The majestic bur oak "Josephine" in Petersburg Illinois. Abe Lincoln may have slept here!
 

Bur oaks can live for centuries - and will likely be the longest lived trees in our communities.

Thursday, January 3, 2013

Western Nebraska Town Trees

When I recently traveled to my home town of Kimball, Nebraska to partake in some holiday fun, I spent some time walking around town evaluating trees (and other things). It's tough to be a tree in western Nebraska where weather extremes are, well, extreme. Drought is frequent in this part of the world and in recent years, annual growing-season precipitation has frequently been less than 10"! In these conditions, trees are typically absent unless planted and cared for. One exception is the Siberian elm, that tough-as-nails tree that seems able to survive on dust and dog pee.

The number of street trees across Kimball has been in decline for decades.

For as long as I can remember, Siberian elm has been the dominant deciduous species in Kimball and in the less-cared-for parts of town it is often a very ragged and ugly tree, not doing the town any favors for its appearance. And yet for as ugly as it is, it is certainly providing the service of shade and shelter and wildlife habitat and a case can be made that it is better to have them than not. Though beauty is in the eye of the beholder, the outcome of such a debate would be far from certain as that tree is uuuugly!

Siberian elm is the dominant deciduous tree across much of Kimball.
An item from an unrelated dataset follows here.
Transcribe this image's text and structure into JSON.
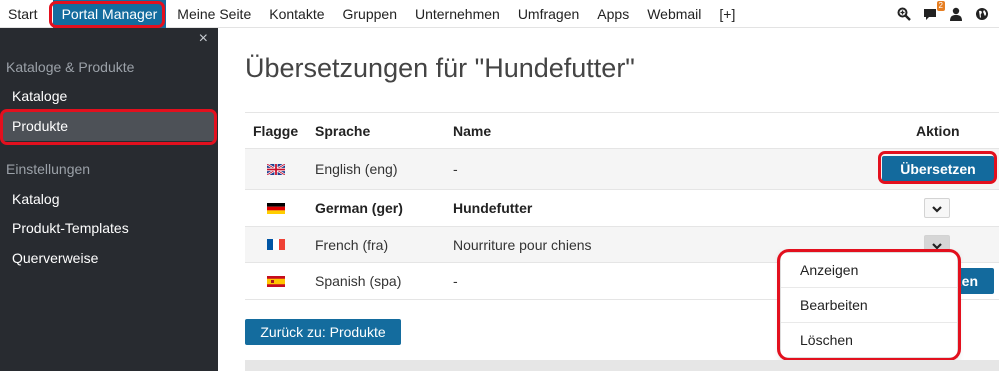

Fortunately, if one takes a closer look at the trees of Kimball, it becomes pretty clear that there are other species proven tough and adaptable to the community. Colorado spruce is perhaps the second most dominant tree of Kimball and it rises prominently like green spires sprinkled throughout the community. These trees are especially noticeable as one drives down into Kimball from higher elevations to the north or south. Indeed, many visitors to town remark about the lovely spruce trees. Other proven evergreens include ponderosa pine and Austrian pine, both tough as nails stalwarts for the community.

Kimball is marked by many nice Colorado spruce trees.
 
My favorite tree for Kimball would be the bur oak (OK, its my favorite tree period). Though they are few in number, the bur oaks found here and there all seem to be doing well, many with no extra care or watering to survive the frequent droughts. Where they get just a little care, they are fantastic and are able to grow relatively quickly. If I lived in Kimball, I would set a goal of planting a large number of bur oaks across the community each year.

Bur oak should be planted more. Imagine if trees like this one from North Platte were more common across town. 

Some of the other deciduous trees of prominence around town include hackberry (of course), honeylocust, coffeetree, catalpa, American elm, green ash, linden, cottonwood and silver poplar. A species that really catches my eye and that deserves much wider use is black walnut. That is an amazing tree in its adaptability to tough conditions.  So come on Kimball - plant more trees including more of these proven and deserving species. And give them just a little bit more care.

The black walnut (left in photo) is doing well with very little care.